• Aim of the exercise
Copy the records that follow exactly as written, but not their pictures.

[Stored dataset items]

/---

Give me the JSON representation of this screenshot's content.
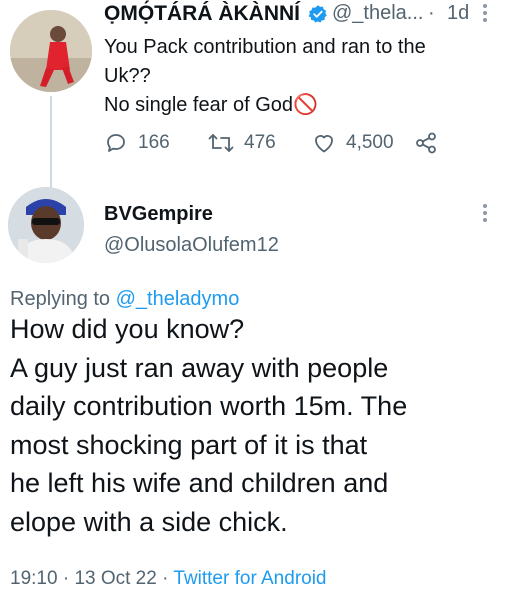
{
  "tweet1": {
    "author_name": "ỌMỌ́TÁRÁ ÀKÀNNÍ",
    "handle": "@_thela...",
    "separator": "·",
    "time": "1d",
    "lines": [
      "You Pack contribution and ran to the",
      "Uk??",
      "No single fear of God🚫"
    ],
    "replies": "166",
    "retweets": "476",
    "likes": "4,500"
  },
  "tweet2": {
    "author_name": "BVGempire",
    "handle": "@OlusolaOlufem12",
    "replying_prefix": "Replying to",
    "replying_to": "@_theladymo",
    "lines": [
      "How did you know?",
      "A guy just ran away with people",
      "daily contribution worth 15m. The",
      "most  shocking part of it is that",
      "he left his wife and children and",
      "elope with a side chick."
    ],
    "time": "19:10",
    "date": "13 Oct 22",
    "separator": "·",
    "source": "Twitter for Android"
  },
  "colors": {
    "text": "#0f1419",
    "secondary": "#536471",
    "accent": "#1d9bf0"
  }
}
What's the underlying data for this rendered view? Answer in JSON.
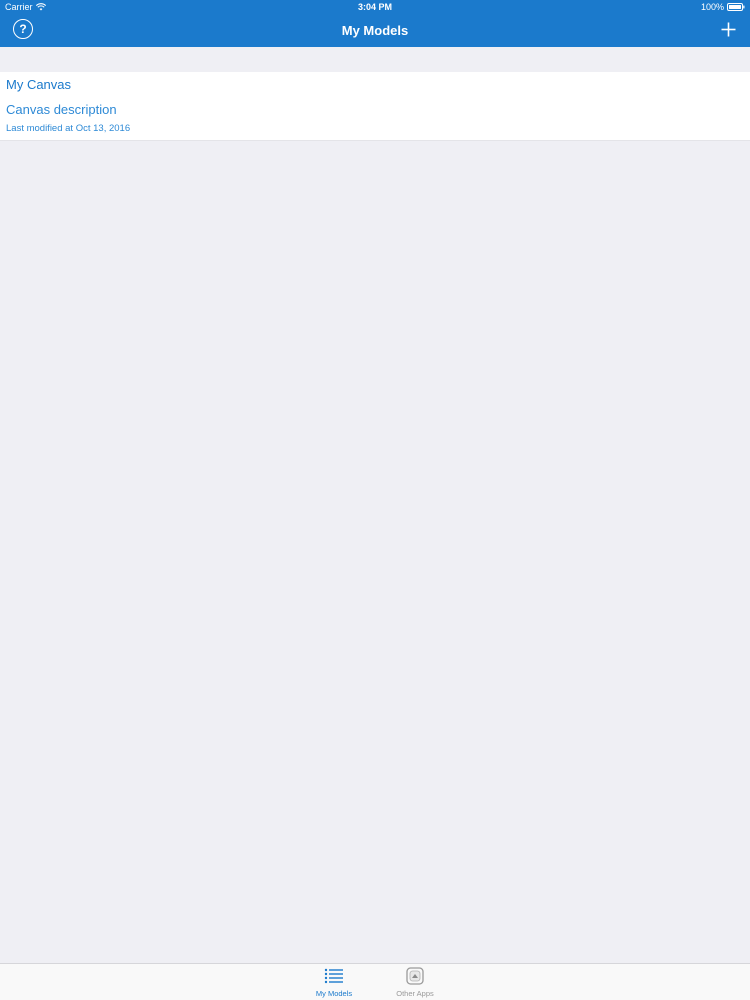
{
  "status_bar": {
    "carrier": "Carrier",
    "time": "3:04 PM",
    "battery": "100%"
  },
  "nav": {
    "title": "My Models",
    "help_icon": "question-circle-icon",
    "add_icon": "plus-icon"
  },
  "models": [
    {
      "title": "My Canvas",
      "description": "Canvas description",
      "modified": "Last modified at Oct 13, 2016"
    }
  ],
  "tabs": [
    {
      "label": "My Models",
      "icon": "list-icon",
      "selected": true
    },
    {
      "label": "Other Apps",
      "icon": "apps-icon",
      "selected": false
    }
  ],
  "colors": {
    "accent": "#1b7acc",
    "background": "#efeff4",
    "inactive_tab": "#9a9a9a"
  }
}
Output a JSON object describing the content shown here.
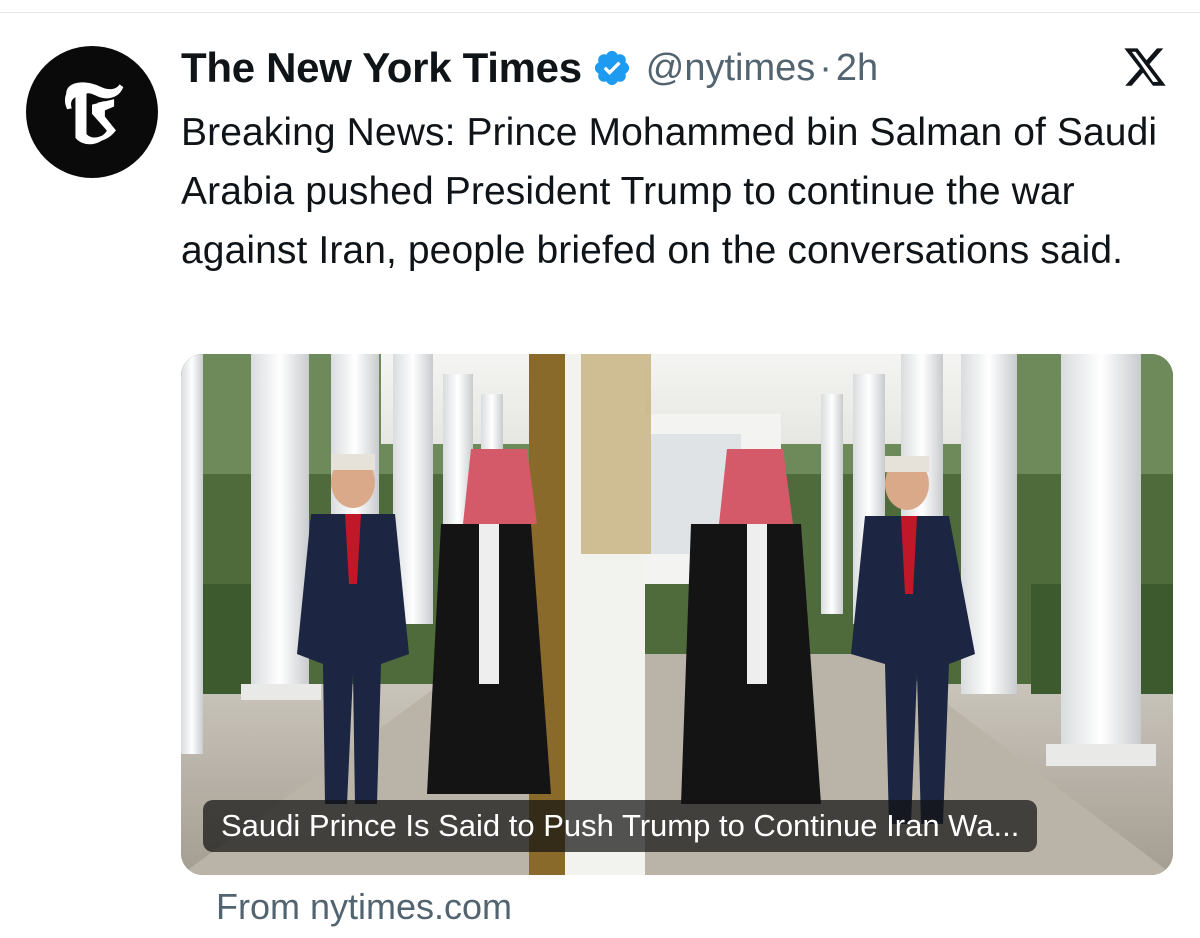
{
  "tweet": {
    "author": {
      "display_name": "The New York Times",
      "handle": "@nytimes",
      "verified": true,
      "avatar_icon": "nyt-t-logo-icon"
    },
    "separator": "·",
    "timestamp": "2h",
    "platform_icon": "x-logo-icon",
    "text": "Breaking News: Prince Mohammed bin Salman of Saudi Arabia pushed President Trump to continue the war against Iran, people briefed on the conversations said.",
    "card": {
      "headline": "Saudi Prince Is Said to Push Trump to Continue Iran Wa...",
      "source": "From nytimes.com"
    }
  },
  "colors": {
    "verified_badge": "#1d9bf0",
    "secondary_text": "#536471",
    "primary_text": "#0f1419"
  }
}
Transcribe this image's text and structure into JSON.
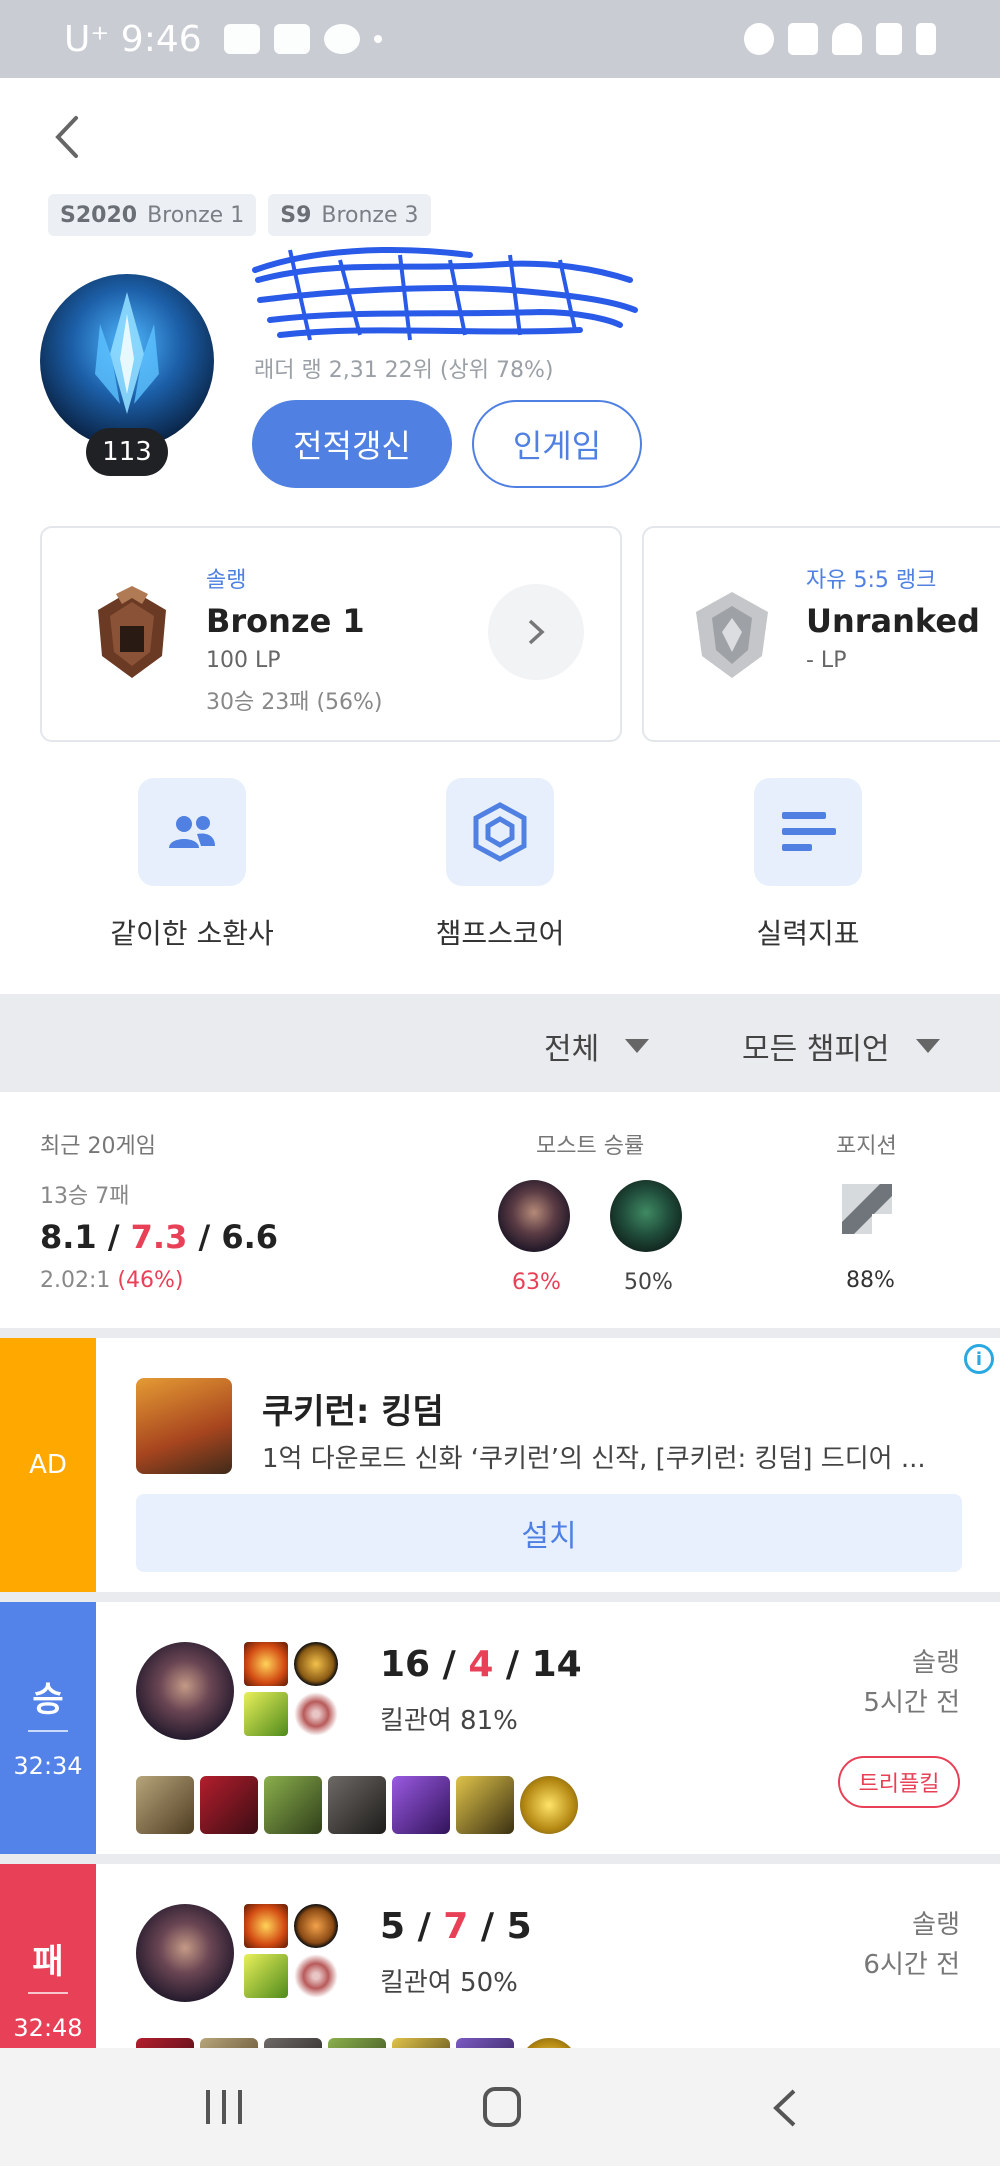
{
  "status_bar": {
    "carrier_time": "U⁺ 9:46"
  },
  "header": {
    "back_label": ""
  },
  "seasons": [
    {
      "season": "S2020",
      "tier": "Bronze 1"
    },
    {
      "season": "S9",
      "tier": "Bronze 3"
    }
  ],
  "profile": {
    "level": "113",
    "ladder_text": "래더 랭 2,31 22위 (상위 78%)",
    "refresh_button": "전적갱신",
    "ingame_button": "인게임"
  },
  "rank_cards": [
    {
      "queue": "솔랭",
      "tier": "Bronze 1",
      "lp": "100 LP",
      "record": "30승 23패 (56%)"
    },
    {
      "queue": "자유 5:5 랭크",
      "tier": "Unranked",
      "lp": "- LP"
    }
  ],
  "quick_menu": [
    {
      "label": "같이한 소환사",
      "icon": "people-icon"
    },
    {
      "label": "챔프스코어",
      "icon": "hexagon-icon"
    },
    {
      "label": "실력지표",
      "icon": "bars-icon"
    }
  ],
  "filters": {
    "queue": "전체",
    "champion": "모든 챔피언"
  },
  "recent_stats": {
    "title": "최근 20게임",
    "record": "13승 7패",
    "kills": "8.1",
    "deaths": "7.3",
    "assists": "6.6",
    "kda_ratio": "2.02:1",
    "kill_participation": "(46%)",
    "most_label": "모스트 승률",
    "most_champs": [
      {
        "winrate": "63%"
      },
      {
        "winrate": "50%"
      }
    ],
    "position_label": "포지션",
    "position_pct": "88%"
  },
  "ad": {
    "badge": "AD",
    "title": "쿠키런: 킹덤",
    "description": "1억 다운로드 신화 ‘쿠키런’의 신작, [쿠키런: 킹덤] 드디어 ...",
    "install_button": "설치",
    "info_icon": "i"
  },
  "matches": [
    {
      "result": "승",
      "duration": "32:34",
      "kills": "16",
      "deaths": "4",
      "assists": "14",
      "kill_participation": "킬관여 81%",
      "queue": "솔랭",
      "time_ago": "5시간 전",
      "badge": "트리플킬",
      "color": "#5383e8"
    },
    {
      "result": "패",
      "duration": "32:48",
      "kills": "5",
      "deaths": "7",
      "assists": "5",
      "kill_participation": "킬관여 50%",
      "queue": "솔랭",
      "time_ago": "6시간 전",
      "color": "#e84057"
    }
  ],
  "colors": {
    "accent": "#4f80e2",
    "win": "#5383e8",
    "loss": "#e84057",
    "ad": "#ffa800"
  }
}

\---

• Solved exercise
Give me the JSON representation of this screenshot's content.
{
  "tweet1": {
    "author_name": "ỌMỌ́TÁRÁ ÀKÀNNÍ",
    "handle": "@_thela...",
    "separator": "·",
    "time": "1d",
    "lines": [
      "You Pack contribution and ran to the",
      "Uk??",
      "No single fear of God🚫"
    ],
    "replies": "166",
    "retweets": "476",
    "likes": "4,500"
  },
  "tweet2": {
    "author_name": "BVGempire",
    "handle": "@OlusolaOlufem12",
    "replying_prefix": "Replying to",
    "replying_to": "@_theladymo",
    "lines": [
      "How did you know?",
      "A guy just ran away with people",
      "daily contribution worth 15m. The",
      "most  shocking part of it is that",
      "he left his wife and children and",
      "elope with a side chick."
    ],
    "time": "19:10",
    "date": "13 Oct 22",
    "separator": "·",
    "source": "Twitter for Android"
  },
  "colors": {
    "text": "#0f1419",
    "secondary": "#536471",
    "accent": "#1d9bf0"
  }
}
What's the underlying data for this rendered view? Answer in JSON.
{
  "status_bar": {
    "carrier": "Carrier",
    "time": "3:04 PM",
    "battery": "100%"
  },
  "nav": {
    "title": "My Models",
    "help_icon": "question-circle-icon",
    "add_icon": "plus-icon"
  },
  "models": [
    {
      "title": "My Canvas",
      "description": "Canvas description",
      "modified": "Last modified at Oct 13, 2016"
    }
  ],
  "tabs": [
    {
      "label": "My Models",
      "icon": "list-icon",
      "selected": true
    },
    {
      "label": "Other Apps",
      "icon": "apps-icon",
      "selected": false
    }
  ],
  "colors": {
    "accent": "#1b7acc",
    "background": "#efeff4",
    "inactive_tab": "#9a9a9a"
  }
}
Output a JSON object describing the content shown here.
{
  "tweet": {
    "author": {
      "display_name": "The New York Times",
      "handle": "@nytimes",
      "verified": true,
      "avatar_icon": "nyt-t-logo-icon"
    },
    "separator": "·",
    "timestamp": "2h",
    "platform_icon": "x-logo-icon",
    "text": "Breaking News: Prince Mohammed bin Salman of Saudi Arabia pushed President Trump to continue the war against Iran, people briefed on the conversations said.",
    "card": {
      "headline": "Saudi Prince Is Said to Push Trump to Continue Iran Wa...",
      "source": "From nytimes.com"
    }
  },
  "colors": {
    "verified_badge": "#1d9bf0",
    "secondary_text": "#536471",
    "primary_text": "#0f1419"
  }
}
Transcribe this image's text and structure into JSON.
{
  "status_bar": {
    "carrier_time": "U⁺ 9:46"
  },
  "header": {
    "back_label": ""
  },
  "seasons": [
    {
      "season": "S2020",
      "tier": "Bronze 1"
    },
    {
      "season": "S9",
      "tier": "Bronze 3"
    }
  ],
  "profile": {
    "level": "113",
    "ladder_text": "래더 랭 2,31 22위 (상위 78%)",
    "refresh_button": "전적갱신",
    "ingame_button": "인게임"
  },
  "rank_cards": [
    {
      "queue": "솔랭",
      "tier": "Bronze 1",
      "lp": "100 LP",
      "record": "30승 23패 (56%)"
    },
    {
      "queue": "자유 5:5 랭크",
      "tier": "Unranked",
      "lp": "- LP"
    }
  ],
  "quick_menu": [
    {
      "label": "같이한 소환사",
      "icon": "people-icon"
    },
    {
      "label": "챔프스코어",
      "icon": "hexagon-icon"
    },
    {
      "label": "실력지표",
      "icon": "bars-icon"
    }
  ],
  "filters": {
    "queue": "전체",
    "champion": "모든 챔피언"
  },
  "recent_stats": {
    "title": "최근 20게임",
    "record": "13승 7패",
    "kills": "8.1",
    "deaths": "7.3",
    "assists": "6.6",
    "kda_ratio": "2.02:1",
    "kill_participation": "(46%)",
    "most_label": "모스트 승률",
    "most_champs": [
      {
        "winrate": "63%"
      },
      {
        "winrate": "50%"
      }
    ],
    "position_label": "포지션",
    "position_pct": "88%"
  },
  "ad": {
    "badge": "AD",
    "title": "쿠키런: 킹덤",
    "description": "1억 다운로드 신화 ‘쿠키런’의 신작, [쿠키런: 킹덤] 드디어 ...",
    "install_button": "설치",
    "info_icon": "i"
  },
  "matches": [
    {
      "result": "승",
      "duration": "32:34",
      "kills": "16",
      "deaths": "4",
      "assists": "14",
      "kill_participation": "킬관여 81%",
      "queue": "솔랭",
      "time_ago": "5시간 전",
      "badge": "트리플킬",
      "color": "#5383e8"
    },
    {
      "result": "패",
      "duration": "32:48",
      "kills": "5",
      "deaths": "7",
      "assists": "5",
      "kill_participation": "킬관여 50%",
      "queue": "솔랭",
      "time_ago": "6시간 전",
      "color": "#e84057"
    }
  ],
  "colors": {
    "accent": "#4f80e2",
    "win": "#5383e8",
    "loss": "#e84057",
    "ad": "#ffa800"
  }
}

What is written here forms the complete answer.